All the Sancho Panzas of The Washington Note riding on their donkeys and their Don Quixote, Clemons himself, riding his ‘dishevelled’ steed, are attacking windmills in their intellectually ungracious mean-spirited witless futile attempt to discredit the Surge and deny the great success it was in bringing a reversal of fortune in an almost lost war as a result of the initial strategic mistakes of American strategists, which I pointed out in a paper of mine back in August 2003.

The Surge being a strategic victory for the U.S. not only militarily and politically in Iraq, especially if democracy is consolidated in the country as it seems to be happening with the provincial elections just held, but by blazing its winning footprints on the soil of Iraq is showing the way, and heralding, how the rest of the jihadists, in this borderless war against them, can be defeated.

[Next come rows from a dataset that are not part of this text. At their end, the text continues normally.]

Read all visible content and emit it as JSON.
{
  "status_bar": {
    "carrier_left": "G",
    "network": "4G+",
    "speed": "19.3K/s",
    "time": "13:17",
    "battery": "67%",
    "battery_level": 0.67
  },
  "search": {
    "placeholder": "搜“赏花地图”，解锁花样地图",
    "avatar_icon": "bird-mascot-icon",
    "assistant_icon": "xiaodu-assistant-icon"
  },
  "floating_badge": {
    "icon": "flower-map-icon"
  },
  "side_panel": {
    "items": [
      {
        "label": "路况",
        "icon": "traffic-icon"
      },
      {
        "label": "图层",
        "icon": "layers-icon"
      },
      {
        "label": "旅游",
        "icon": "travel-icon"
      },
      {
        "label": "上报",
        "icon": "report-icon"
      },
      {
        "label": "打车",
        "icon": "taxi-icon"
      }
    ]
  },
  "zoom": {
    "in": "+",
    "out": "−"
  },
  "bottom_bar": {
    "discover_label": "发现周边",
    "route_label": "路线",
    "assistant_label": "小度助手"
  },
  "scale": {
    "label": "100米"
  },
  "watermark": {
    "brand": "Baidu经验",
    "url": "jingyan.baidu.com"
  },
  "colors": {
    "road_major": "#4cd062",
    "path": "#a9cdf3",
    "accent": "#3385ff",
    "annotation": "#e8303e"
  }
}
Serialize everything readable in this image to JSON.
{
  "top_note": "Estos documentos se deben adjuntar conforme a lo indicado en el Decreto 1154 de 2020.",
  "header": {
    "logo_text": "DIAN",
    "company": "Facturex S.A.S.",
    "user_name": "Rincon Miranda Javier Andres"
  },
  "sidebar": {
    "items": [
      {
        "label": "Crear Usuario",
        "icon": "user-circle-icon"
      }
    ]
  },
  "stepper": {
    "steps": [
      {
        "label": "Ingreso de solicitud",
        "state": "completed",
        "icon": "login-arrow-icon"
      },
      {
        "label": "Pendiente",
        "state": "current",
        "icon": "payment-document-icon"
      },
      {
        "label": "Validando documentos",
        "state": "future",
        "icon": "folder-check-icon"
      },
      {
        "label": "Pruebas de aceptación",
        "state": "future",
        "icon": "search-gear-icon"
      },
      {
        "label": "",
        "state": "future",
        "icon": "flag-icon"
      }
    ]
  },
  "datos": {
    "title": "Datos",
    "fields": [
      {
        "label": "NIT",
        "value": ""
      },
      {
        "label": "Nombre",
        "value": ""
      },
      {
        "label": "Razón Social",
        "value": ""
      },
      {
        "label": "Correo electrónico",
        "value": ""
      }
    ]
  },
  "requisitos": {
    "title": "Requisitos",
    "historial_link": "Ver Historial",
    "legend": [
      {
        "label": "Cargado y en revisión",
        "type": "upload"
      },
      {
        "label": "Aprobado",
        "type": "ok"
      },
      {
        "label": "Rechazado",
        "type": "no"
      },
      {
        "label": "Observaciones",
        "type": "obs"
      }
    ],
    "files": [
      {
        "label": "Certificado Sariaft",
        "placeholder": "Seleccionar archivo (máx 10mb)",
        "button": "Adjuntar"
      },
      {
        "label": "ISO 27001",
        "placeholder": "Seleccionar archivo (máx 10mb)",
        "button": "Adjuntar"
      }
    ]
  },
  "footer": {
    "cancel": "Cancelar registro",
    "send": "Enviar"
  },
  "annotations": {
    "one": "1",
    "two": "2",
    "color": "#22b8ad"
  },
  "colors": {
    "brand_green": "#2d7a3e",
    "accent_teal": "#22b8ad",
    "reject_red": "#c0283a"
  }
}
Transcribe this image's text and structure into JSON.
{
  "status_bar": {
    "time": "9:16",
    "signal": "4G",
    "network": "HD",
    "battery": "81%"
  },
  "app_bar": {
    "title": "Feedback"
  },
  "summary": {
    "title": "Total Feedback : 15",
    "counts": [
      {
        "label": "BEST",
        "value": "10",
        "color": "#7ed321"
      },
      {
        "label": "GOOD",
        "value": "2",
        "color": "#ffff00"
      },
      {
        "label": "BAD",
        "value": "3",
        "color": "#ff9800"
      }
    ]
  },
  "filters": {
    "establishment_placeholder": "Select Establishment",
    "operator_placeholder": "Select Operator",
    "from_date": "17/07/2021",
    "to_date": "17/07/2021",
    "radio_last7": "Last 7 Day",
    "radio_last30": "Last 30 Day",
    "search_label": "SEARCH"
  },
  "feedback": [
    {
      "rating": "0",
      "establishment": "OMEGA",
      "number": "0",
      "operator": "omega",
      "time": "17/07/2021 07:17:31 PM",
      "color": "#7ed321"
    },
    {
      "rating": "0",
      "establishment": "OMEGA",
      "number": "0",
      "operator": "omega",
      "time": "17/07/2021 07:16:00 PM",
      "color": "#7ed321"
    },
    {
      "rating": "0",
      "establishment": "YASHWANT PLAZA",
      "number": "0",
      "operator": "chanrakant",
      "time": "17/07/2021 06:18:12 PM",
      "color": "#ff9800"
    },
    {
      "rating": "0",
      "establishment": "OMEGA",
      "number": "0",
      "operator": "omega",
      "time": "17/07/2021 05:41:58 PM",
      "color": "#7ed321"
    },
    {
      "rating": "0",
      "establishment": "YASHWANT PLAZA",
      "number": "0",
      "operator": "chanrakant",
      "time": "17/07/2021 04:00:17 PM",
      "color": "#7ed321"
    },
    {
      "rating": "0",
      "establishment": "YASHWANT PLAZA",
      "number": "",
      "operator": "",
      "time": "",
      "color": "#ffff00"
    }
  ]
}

Bob Woodward in his book Bush At War depicts with a cascade of clear irrefutable evidence that the sharp instrument that cut the umbilical cord of the insurgents with some of the Iraqi populace was the deployment of Special Forces that ratcheted up “the heavy-handed counterinsurgency methods” by killing or capturing their higher echelons and spreading fear among the ranks of the insurgents. Coupled with these hard measures was the soft embedment and quartering of U.S. troops in the neighbourhoods of Baghdad and other towns where the insurgents were previously residing and dominating. It was these two tactics and the ‘revolt’ of both Sunnis and Shi’tes against al Qaeda and the Sadrist militias respectively that stopped the sectarian killings and ushered greater security in Iraq. To say, like Clemons does, that “bribery of local leaders” and a less “heavy-handed’” approach were more significant in subduing the insurgency indicates that he has not read Woodward’s book, or if he has, he deliberately refuses to acknowledge the factors that led to the defeat of the insurgency as an outcome of his ungracious and partisan lapse to give credit where credit is due, to Bush’s determination to implement the Surge.

And all the other cackling of the excited and ‘emotional’ geese “how many of my descendants you’ve killed”, to quote Dan Kervick in his wrath against the ‘warmongers’- a disciple of the two philosophers mentioned below– will not save the Rome of their intellectual infantilism and political dilettantism, even under the great names of Bertrand Russel and David Hume.